Introduction to Moore, Tyler, and Benjamin Edelman. “Measuring the Perpetrators and Funders of Typosquatting.” Lecture Notes in Computer Science. Springer-Verlag. Financial Cryptography and Data Security: Proceedings of the International Conference 6052 (2010).
Moore, Tyler, and Benjamin Edelman. “Measuring the Perpetrators and Funders of Typosquatting.” Lecture Notes in Computer Science. Springer-Verlag. Financial Cryptography and Data Security: Proceedings of the International Conference 6052 (2010). (Introduction, Web appendix.)
We describe a method for identifying “typosquatting”, the intentional registration of misspellings of popular website addresses. We estimate that at least 938,000 typosquatting domains target the top 3,264 .com sites, and we crawl more than 285,000 of these domains to analyze their revenue sources. We find that 80% are supported by pay-per-click ads, often advertising the correctly spelled domain and its competitors. Another 20% include static redirection to other sites. We present an automated technique that uncovered 75 otherwise legitimate websites which benefited from direct links from thousands of misspellings of competing websites. Using regression analysis, we find that websites in categories with higher pay-per-click ad prices face more typosquatting registrations, indicating that ad platforms such as Google AdWords exacerbate typosquatting. However, our investigations also confirm the feasibility of significantly reducing typosquatting. We find that typosquatting is highly concentrated: of typo domains showing Google ads, 63% use one of five advertising IDs, and some large name servers host typosquatting domains as much as four times as often as the web as a whole.
Edelman, Benjamin. “Typosquatting: Unintended Adventures in Browsing.” Cybercrime Gets Personal, McAfee Security Journal (fall 2008): 34-37.
Typosquatting is the practice of registering domain names, identical to or confusingly similar to trademarks and famous names, in hopes that users will accidentally request these sites–whereupon they will receive, typically, advertisements. This piece presents the basic typosquatting business model, based on my analysis of more than 80,000 typosquatting domain names.
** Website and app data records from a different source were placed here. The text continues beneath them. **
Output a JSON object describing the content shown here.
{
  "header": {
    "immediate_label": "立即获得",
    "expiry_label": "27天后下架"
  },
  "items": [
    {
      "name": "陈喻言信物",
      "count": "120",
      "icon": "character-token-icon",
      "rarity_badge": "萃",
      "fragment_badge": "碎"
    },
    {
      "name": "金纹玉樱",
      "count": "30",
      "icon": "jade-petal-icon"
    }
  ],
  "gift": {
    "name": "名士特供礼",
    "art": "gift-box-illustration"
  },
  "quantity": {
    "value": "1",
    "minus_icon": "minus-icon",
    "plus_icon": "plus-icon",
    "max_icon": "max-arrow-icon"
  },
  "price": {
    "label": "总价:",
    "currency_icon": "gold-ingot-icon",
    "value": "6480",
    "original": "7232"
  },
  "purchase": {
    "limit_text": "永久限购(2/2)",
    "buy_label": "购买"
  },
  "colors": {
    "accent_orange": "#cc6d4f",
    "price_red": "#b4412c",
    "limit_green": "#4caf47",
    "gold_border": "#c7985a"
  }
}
I analyze the advertising intermediaries that make typosquatting profitable, and I assess the legislation and litigation that are beginning to put a check on this practice.
Domain Name Typosquatter Still Generating Millions. CircleID. (February 2003)
Large-Scale Registration of Domains with Typographical Errors. (January 2003)
The author reports more than eight thousand domains that consist of minor variations on the addresses of well-known web sites, reflecting typographical errors often made by Internet users manually typing these addresses into their web browsers. Although the majority of these domain names are variations of sites frequently used by children, and although their domain names do not suggest the presence of sexually-explicit content, more than 90% offer extensive sexually-explicit content. In addition, these domains are presented in a way that temporarily disables a browser’s Back and Exit commands, preventing users from exiting easily. Most or all of the domains are registered to an individual previously enjoined by the FTC from operating domains that are typographic variations on famous names, and these domains remain operational subsequent to an injunction ordering their suspension.
In recent years, many Internet users have become aware that when domain names expire (after their original registrants forget, fail, or otherwise decline to renew them), the domain names may be reregistered by others. This feature of the management of the domain name system might be thought to be desirable since it allows and facilitates a turnover of names from those uninterested in using them to those who in fact do seek to put them to active use. But recent experience shows that this structure also allows domains to be renewed by firms who do not seem to seek to use the domains to offer original content but rather seem to hope to profit from the prior promotional works of others.
In particular, such firms often offer pornographic or sexually-explicit images, advertising, or links or redirects to other commercial sites. The apparent expectation of such firms is that at least some users will request the web pages previously (before domain expiration) hosting other content; any such users will instead be shown this new content, likely creating profits for the firms that reregistered the expired domain names.
In this article, I document several thousand domains reregistered by one particular firm — many domain names that all redirect users to one particular web page displaying sexually explicit images. While this research is by no means exhaustive — other firms are likely conducting similar registration practices, and still others make numerous registrations and reregistrations that no doubt differ in various ways — a review of these specific registrations as well as their general characteristics may be helpful in understanding the behavior at issue.